To account for the fact that APOE tests are conducted for other disease areas besides Alzheimer’s or dementia, such as hyperlipidemia, we found the diagnostic codes associated with the APOE lab tests and classified them as Alzheimer’s/dementia-related or related to other diseases. Some patients had both indications for Alzheimer’s/dementia and other diseases (such as hyperlipidemia). We created a subset of the overall population that included patients with an Alzheimer’s/dementia-related diagnosis; patients were counted regardless of whether they had other indications.

We found the rate of APOE tests with an associated Alzheimer’s/dementia-related diagnosis per 100,000 people aged 55 or older with an outpatient encounter each month.


Based on our analysis, the monthly average of the rate of APOE testing from September 2022 – January 2023 increased 125% compared with one year prior (September 2021 – January 2022). The September 2022 – January 2023 rate averaged 1.4 per 100,000 outpatient encounters for people aged 55 or older, compared with the September 2021 – January 2022 rate of 0.6 per 100,000 encounters. This is a 2.3x increase for the same period year over year.


The increase in APOE genetic testing in September 2022 – January 2023 compared to one year prior may suggest that there is an increase in this testing due to the desire to pursue treatment with lecanemab.

There was also a substantial increase in APOE testing for this population during mid-2019. In July 2019, a land-mark study was published in Nature reviewing the literature and discussing how the APOE gene could be targeted to treat Alzheimer’s disease (Yamazaki et al., 2019). This may have contributed to the increase in testing, especially since we saw an increase, until roughly March 2020, when the pandemic began.

We will continue to follow these trends, as well as trends related to lecanemab access and use, especially following the full approval expected in July 2023.

Read the full story in Reuters about this topic: ‘It totally backfired’: The pitfalls of Alzheimer’s genetic testing.

These are preliminary research findings and not peer reviewed. Data are constantly changing and updating. These findings are consistent with data pulled February 23, 2023.


Centers for Medicare & Medicaid Services. (2023, February 22). CMS STATEMENT: Response to Alzheimer’s Association’s Request to Reconsider the Final National Coverage Determination. 


Eisai Global. (2023, March 6). FDA Accepts Eisai’s Filing of a Supplemental Biologics License Application and Grants Priority Review for Traditional Approval of LEQEMBITM (lecanemab-irmb) for the Treatment of Alzheimer’s Disease. 

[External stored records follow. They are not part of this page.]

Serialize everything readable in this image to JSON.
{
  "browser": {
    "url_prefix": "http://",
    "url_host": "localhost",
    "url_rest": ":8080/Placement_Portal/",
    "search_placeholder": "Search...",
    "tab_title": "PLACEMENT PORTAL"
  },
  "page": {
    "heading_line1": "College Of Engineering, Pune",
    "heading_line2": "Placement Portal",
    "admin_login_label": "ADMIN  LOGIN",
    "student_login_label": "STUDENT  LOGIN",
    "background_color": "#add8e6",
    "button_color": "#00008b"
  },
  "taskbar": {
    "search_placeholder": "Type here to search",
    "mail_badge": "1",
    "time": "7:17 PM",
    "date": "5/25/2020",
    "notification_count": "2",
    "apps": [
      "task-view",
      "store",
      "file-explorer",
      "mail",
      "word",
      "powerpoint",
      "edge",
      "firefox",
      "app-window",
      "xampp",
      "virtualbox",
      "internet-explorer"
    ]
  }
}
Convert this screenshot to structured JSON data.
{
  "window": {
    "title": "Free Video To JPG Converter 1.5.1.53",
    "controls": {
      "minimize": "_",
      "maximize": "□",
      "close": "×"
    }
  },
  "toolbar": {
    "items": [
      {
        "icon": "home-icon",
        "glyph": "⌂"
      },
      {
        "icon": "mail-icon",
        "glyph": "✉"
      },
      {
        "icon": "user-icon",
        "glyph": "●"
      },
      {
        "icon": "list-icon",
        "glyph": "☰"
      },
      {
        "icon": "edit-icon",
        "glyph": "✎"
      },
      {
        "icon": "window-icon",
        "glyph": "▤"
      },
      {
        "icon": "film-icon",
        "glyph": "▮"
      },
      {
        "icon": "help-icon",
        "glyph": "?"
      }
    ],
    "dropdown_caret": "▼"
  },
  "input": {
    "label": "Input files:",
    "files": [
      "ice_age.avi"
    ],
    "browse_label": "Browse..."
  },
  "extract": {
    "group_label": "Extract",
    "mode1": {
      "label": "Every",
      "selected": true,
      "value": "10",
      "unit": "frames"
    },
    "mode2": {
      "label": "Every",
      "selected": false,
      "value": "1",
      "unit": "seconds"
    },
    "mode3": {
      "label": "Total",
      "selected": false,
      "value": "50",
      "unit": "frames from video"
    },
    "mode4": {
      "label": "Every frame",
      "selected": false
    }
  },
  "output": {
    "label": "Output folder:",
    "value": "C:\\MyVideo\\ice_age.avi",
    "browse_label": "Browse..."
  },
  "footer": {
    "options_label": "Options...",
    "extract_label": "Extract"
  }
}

FDA. (2023, January 6). FDA Grants Accelerated Approval for Alzheimer’s Disease Treatment. U.S. Food & Drug Administration. 

Lovelace Jr., B. (2023, January 6). FDA approves new Alzheimer’s drug that appears to slow progression of disease. 

National Institute on Aging. (2021, July 8). Basics Of Alzheimer’s Disease And Dementia What Is Alzheimer’s Disease? 

van Dyck, C. H., Swanson, C. J., Aisen, P., Bateman, R. J., Chen, C., Gee, M., Kanekiyo, M., Li, D., Reyderman, L., Cohen, S., Froelich, L., Katayama, S., Sabbagh, M., Vellas, B., Watson, D., Dhadda, S., Irizarry, M., Kramer, L. D., & Iwatsubo, T. (2023). Lecanemab in Early Alzheimer’s Disease. New England Journal of Medicine, 388(1), 9–21. 

Yamazaki, Y., Zhao, N., Caulfield, T. R., Liu, C.-C., & Bu, G. (2019). Apolipoprotein E and Alzheimer disease: Pathobiology and targeting strategies. Nature Reviews Neurology, 15(9), 501–518.